### SOURCE DATA
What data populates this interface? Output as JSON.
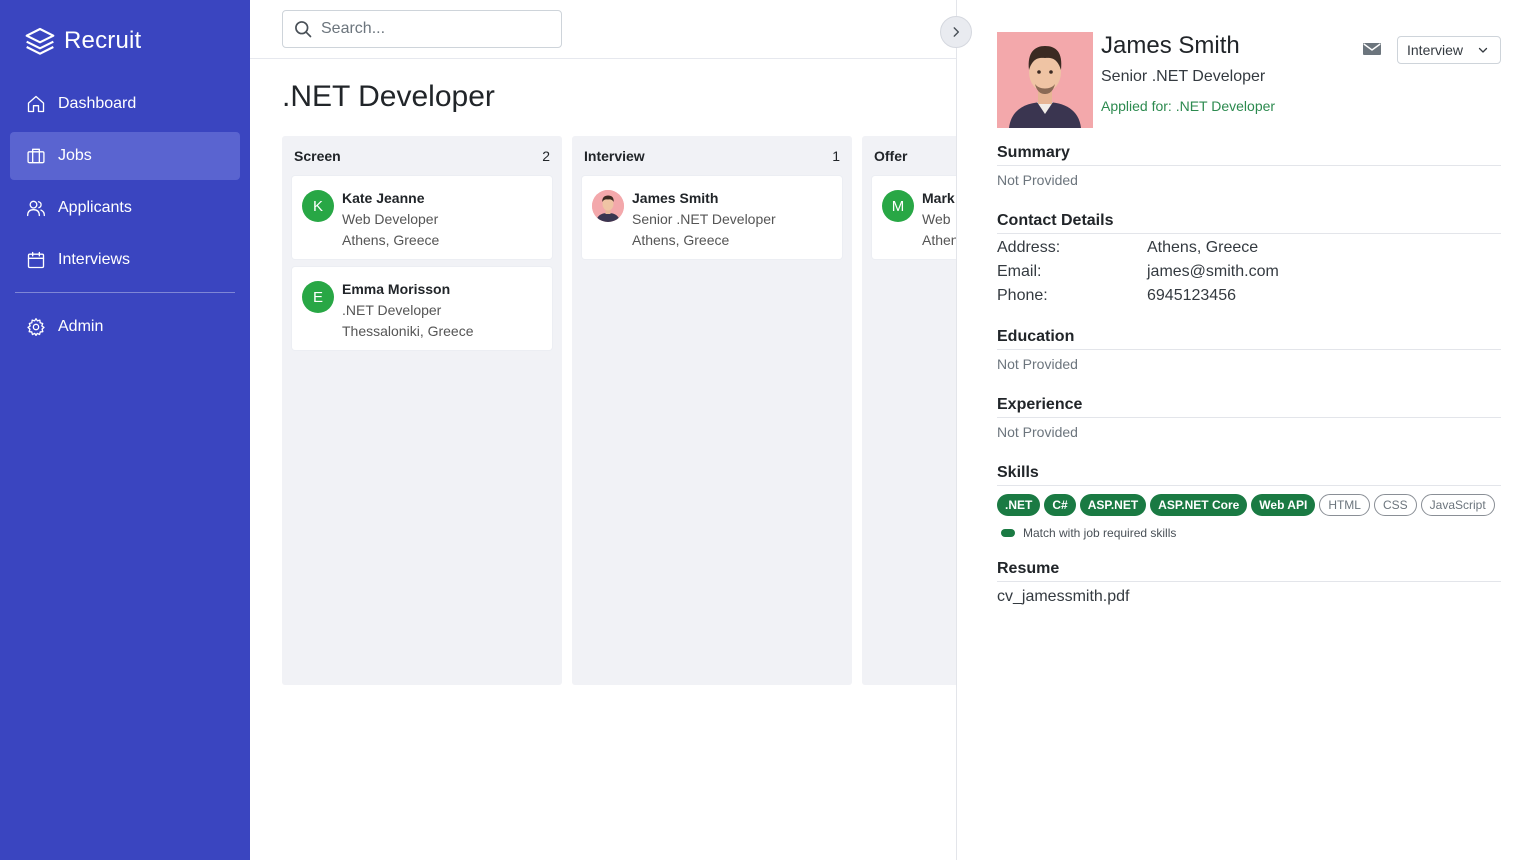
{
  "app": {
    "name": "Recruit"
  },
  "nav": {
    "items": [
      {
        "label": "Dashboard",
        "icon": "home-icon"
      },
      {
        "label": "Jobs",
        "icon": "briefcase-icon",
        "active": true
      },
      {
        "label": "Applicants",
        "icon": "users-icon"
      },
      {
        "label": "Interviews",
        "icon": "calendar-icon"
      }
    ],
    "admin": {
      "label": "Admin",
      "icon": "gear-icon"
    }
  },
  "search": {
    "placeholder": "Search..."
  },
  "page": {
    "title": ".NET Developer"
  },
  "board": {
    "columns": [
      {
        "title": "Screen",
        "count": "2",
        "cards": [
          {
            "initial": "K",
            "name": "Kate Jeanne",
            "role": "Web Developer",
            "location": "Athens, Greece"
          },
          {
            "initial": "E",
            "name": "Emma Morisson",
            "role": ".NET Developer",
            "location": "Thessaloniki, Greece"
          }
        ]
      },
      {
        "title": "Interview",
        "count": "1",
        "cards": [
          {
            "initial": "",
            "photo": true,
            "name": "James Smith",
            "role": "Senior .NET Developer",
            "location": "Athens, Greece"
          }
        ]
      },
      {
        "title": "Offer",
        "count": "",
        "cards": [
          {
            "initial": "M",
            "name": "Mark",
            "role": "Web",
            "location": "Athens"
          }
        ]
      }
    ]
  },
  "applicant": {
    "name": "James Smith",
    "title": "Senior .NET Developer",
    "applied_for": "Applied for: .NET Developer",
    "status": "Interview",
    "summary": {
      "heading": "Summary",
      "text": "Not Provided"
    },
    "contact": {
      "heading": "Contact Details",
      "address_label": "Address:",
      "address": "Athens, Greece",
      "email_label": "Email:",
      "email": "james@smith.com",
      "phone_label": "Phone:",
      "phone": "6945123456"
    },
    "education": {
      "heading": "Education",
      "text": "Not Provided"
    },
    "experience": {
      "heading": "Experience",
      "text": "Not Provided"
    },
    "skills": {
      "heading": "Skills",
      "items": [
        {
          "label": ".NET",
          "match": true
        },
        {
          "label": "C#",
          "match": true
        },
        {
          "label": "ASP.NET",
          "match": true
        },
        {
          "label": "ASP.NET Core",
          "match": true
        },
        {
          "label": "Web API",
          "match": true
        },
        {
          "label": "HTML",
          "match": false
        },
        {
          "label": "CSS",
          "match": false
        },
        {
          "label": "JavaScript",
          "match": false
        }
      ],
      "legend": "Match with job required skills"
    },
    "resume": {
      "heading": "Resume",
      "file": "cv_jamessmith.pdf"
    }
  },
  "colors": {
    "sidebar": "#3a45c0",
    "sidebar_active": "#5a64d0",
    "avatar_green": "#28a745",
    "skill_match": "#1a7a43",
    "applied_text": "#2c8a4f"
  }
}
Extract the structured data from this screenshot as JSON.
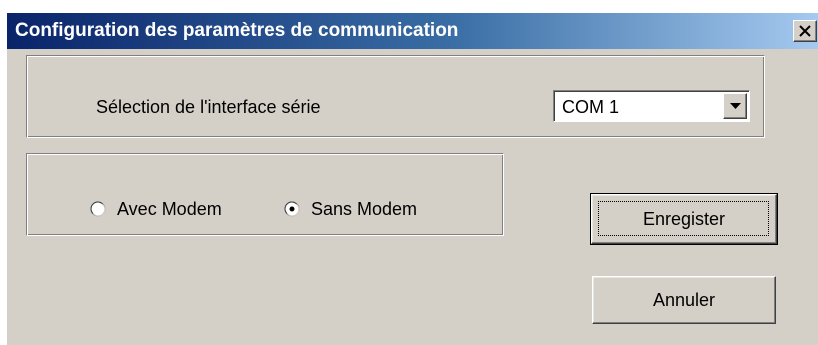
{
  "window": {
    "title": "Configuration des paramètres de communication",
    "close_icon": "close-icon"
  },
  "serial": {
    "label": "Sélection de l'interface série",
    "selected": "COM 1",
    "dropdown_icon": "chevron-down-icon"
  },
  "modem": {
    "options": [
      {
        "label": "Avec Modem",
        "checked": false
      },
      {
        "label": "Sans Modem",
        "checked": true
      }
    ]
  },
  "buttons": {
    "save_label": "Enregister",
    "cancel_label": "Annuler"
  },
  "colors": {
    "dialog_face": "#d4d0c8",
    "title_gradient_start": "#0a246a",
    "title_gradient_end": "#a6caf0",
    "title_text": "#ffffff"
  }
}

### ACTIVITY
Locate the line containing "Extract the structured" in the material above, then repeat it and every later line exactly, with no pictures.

### YOUR RESPONSE
Extract the structured data from this screenshot as JSON.
{
  "window": {
    "title": "Configuration des paramètres de communication",
    "close_icon": "close-icon"
  },
  "serial": {
    "label": "Sélection de l'interface série",
    "selected": "COM 1",
    "dropdown_icon": "chevron-down-icon"
  },
  "modem": {
    "options": [
      {
        "label": "Avec Modem",
        "checked": false
      },
      {
        "label": "Sans Modem",
        "checked": true
      }
    ]
  },
  "buttons": {
    "save_label": "Enregister",
    "cancel_label": "Annuler"
  },
  "colors": {
    "dialog_face": "#d4d0c8",
    "title_gradient_start": "#0a246a",
    "title_gradient_end": "#a6caf0",
    "title_text": "#ffffff"
  }
}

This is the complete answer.